People are admitted as inpatients in order that careful attention and assessment of their problems can be made.
This often involves detailed diagnosis and treatment of physical symptoms, expert nursing care and attention to other aspects of suffering. To achieve good resolution of troubling symptoms, blood tests, X-rays and occasionally advice from other specialists may be required.
Medications will be optimised and if necessary, blood transfusions and other treatments can be given.
People are attended daily or more frequently if necessary by medical staff and other relevant members of the team. Complementary therapies can be provided if wished for. ‘Hotel’ services are provided to a high standard.
There are often many fears and uncertainties at the time of admission, as well as a need to understand what is happening.

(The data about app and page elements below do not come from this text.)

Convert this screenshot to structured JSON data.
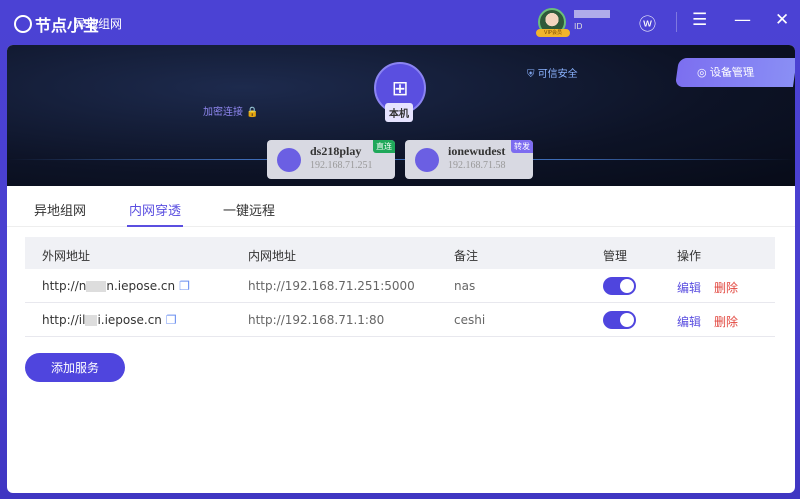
{
  "app": {
    "name": "节点小宝",
    "subtitle": "异地组网",
    "user_id": "ID",
    "vip": "VIP会员"
  },
  "banner": {
    "local_label": "本机",
    "encrypted": "加密连接",
    "trusted": "可信安全",
    "device_manage": "设备管理",
    "nodes": [
      {
        "name": "ds218play",
        "ip": "192.168.71.251",
        "tag": "直连",
        "tag_color": "#1fa85a"
      },
      {
        "name": "ionewudest",
        "ip": "192.168.71.58",
        "tag": "转发",
        "tag_color": "#7d6cf0"
      }
    ]
  },
  "tabs": [
    {
      "label": "异地组网"
    },
    {
      "label": "内网穿透",
      "active": true
    },
    {
      "label": "一键远程"
    }
  ],
  "table": {
    "headers": [
      "外网地址",
      "内网地址",
      "备注",
      "管理",
      "操作"
    ],
    "rows": [
      {
        "ext_pre": "http://n",
        "ext_post": "n.iepose.cn",
        "internal": "http://192.168.71.251:5000",
        "note": "nas",
        "enabled": true,
        "edit": "编辑",
        "delete": "删除"
      },
      {
        "ext_pre": "http://il",
        "ext_post": "i.iepose.cn",
        "internal": "http://192.168.71.1:80",
        "note": "ceshi",
        "enabled": true,
        "edit": "编辑",
        "delete": "删除"
      }
    ]
  },
  "add_button": "添加服务"
}
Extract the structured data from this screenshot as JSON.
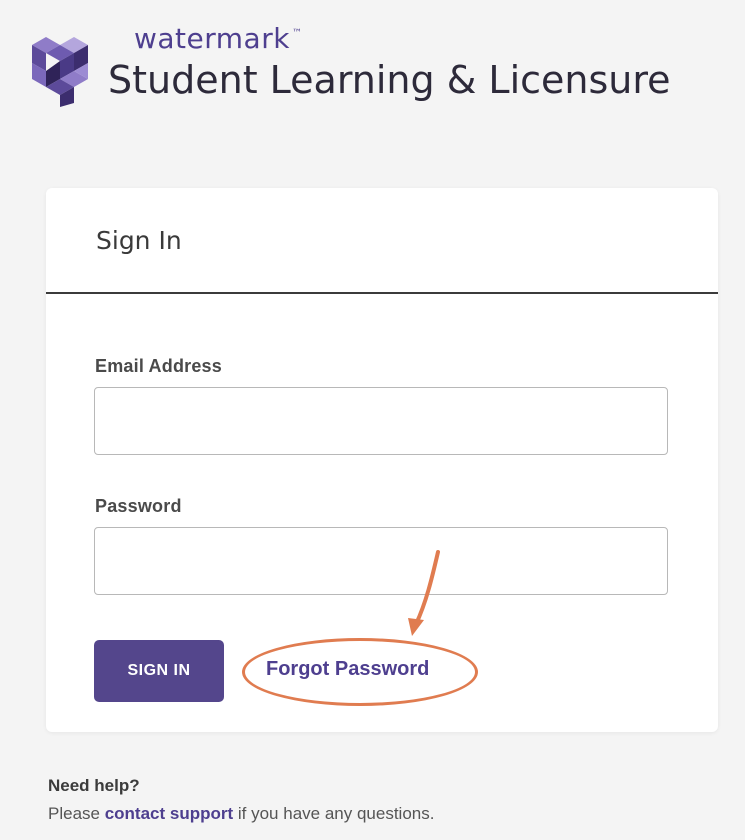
{
  "brand": {
    "name": "watermark",
    "trademark": "™",
    "product": "Student Learning & Licensure",
    "accent_color": "#4e3f8f"
  },
  "card": {
    "title": "Sign In",
    "email": {
      "label": "Email Address",
      "value": "",
      "placeholder": ""
    },
    "password": {
      "label": "Password",
      "value": "",
      "placeholder": ""
    },
    "sign_in_button": "SIGN IN",
    "forgot_link": "Forgot Password",
    "button_color": "#54468c"
  },
  "annotation": {
    "color": "#e07c50"
  },
  "help": {
    "title": "Need help?",
    "before_link": "Please ",
    "link": "contact support",
    "after_link": " if you have any questions."
  }
}
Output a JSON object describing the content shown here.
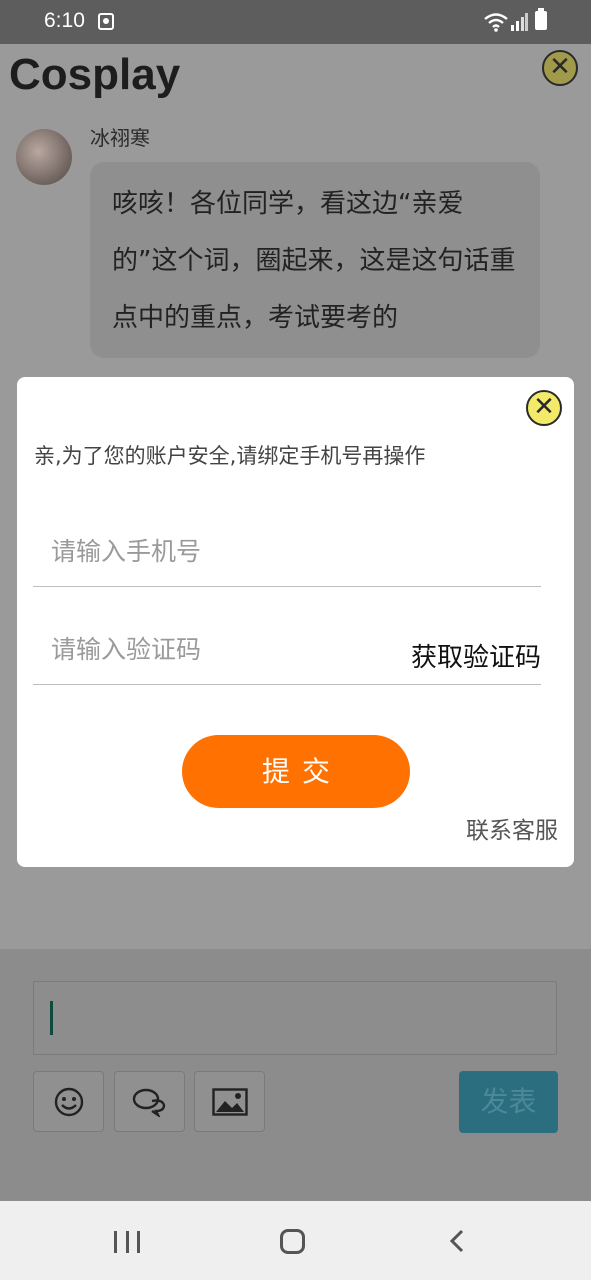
{
  "status_bar": {
    "time": "6:10"
  },
  "page": {
    "title": "Cosplay",
    "post": {
      "author": "冰祤寒",
      "message": "咳咳！各位同学，看这边“亲爱的”这个词，圈起来，这是这句话重点中的重点，考试要考的"
    },
    "bottom": {
      "post_button": "发表"
    }
  },
  "modal": {
    "notice": "亲,为了您的账户安全,请绑定手机号再操作",
    "phone_placeholder": "请输入手机号",
    "code_placeholder": "请输入验证码",
    "get_code_label": "获取验证码",
    "submit_label": "提交",
    "support_label": "联系客服"
  },
  "colors": {
    "accent": "#ff7100",
    "close_yellow": "#f4ea6a",
    "post_button": "#2b6e80"
  },
  "icons": [
    "close-icon",
    "emoji-icon",
    "chat-icon",
    "image-icon",
    "wifi-icon",
    "signal-icon",
    "battery-icon",
    "recent-apps-icon",
    "home-icon",
    "back-icon"
  ]
}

With the range of expertise amongst hospice staff, it is usually possible to ease many of these issues so that people regain confidence and integrity and feel able to take charge of their lives once more.
It is important that families and carers are involved and much time is spent ensuring that family members are receiving the attention and support that they need.
The Inpatient Unit takes nursing students from the University of Surrey as part of their nurses training.